### Dataset rows describing interfaces
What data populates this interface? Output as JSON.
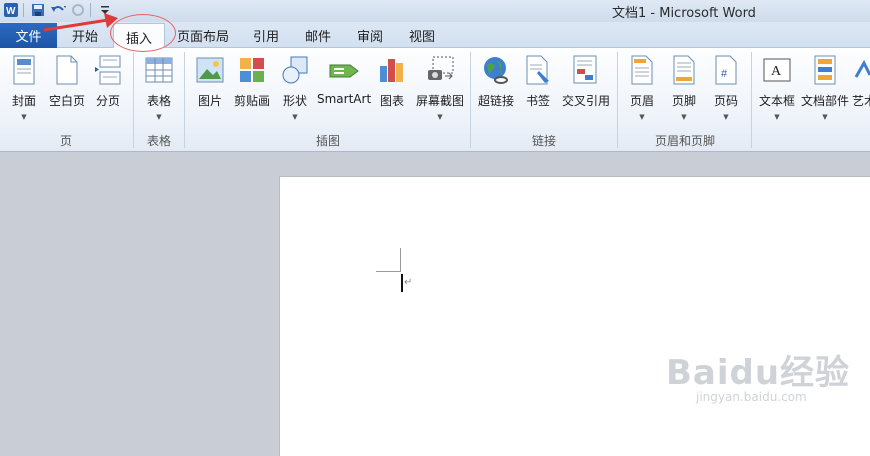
{
  "title": "文档1 - Microsoft Word",
  "colors": {
    "accent": "#1d55a6",
    "annotation": "#e86060",
    "ribbon_bg": "#eef3fa"
  },
  "quick_access": {
    "app_icon": "word-logo-icon",
    "items": [
      "save-icon",
      "undo-icon",
      "redo-icon",
      "customize-dropdown-icon"
    ]
  },
  "tabs": {
    "file": "文件",
    "items": [
      "开始",
      "插入",
      "页面布局",
      "引用",
      "邮件",
      "审阅",
      "视图"
    ],
    "active": "插入"
  },
  "ribbon": {
    "buttons": {
      "cover": "封面",
      "blank_page": "空白页",
      "page_break": "分页",
      "table": "表格",
      "picture": "图片",
      "clipart": "剪贴画",
      "shapes": "形状",
      "smartart": "SmartArt",
      "chart": "图表",
      "screenshot": "屏幕截图",
      "hyperlink": "超链接",
      "bookmark": "书签",
      "cross_ref": "交叉引用",
      "header": "页眉",
      "footer": "页脚",
      "page_number": "页码",
      "textbox": "文本框",
      "quick_parts": "文档部件",
      "wordart": "艺术"
    },
    "groups": {
      "pages": "页",
      "tables": "表格",
      "illustrations": "插图",
      "links": "链接",
      "header_footer": "页眉和页脚"
    }
  },
  "watermark": {
    "brand": "Baidu经验",
    "url": "jingyan.baidu.com"
  }
}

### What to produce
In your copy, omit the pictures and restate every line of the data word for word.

### Written solution
What data populates this interface? Output as JSON.
{
  "title": "文档1 - Microsoft Word",
  "colors": {
    "accent": "#1d55a6",
    "annotation": "#e86060",
    "ribbon_bg": "#eef3fa"
  },
  "quick_access": {
    "app_icon": "word-logo-icon",
    "items": [
      "save-icon",
      "undo-icon",
      "redo-icon",
      "customize-dropdown-icon"
    ]
  },
  "tabs": {
    "file": "文件",
    "items": [
      "开始",
      "插入",
      "页面布局",
      "引用",
      "邮件",
      "审阅",
      "视图"
    ],
    "active": "插入"
  },
  "ribbon": {
    "buttons": {
      "cover": "封面",
      "blank_page": "空白页",
      "page_break": "分页",
      "table": "表格",
      "picture": "图片",
      "clipart": "剪贴画",
      "shapes": "形状",
      "smartart": "SmartArt",
      "chart": "图表",
      "screenshot": "屏幕截图",
      "hyperlink": "超链接",
      "bookmark": "书签",
      "cross_ref": "交叉引用",
      "header": "页眉",
      "footer": "页脚",
      "page_number": "页码",
      "textbox": "文本框",
      "quick_parts": "文档部件",
      "wordart": "艺术"
    },
    "groups": {
      "pages": "页",
      "tables": "表格",
      "illustrations": "插图",
      "links": "链接",
      "header_footer": "页眉和页脚"
    }
  },
  "watermark": {
    "brand": "Baidu经验",
    "url": "jingyan.baidu.com"
  }
}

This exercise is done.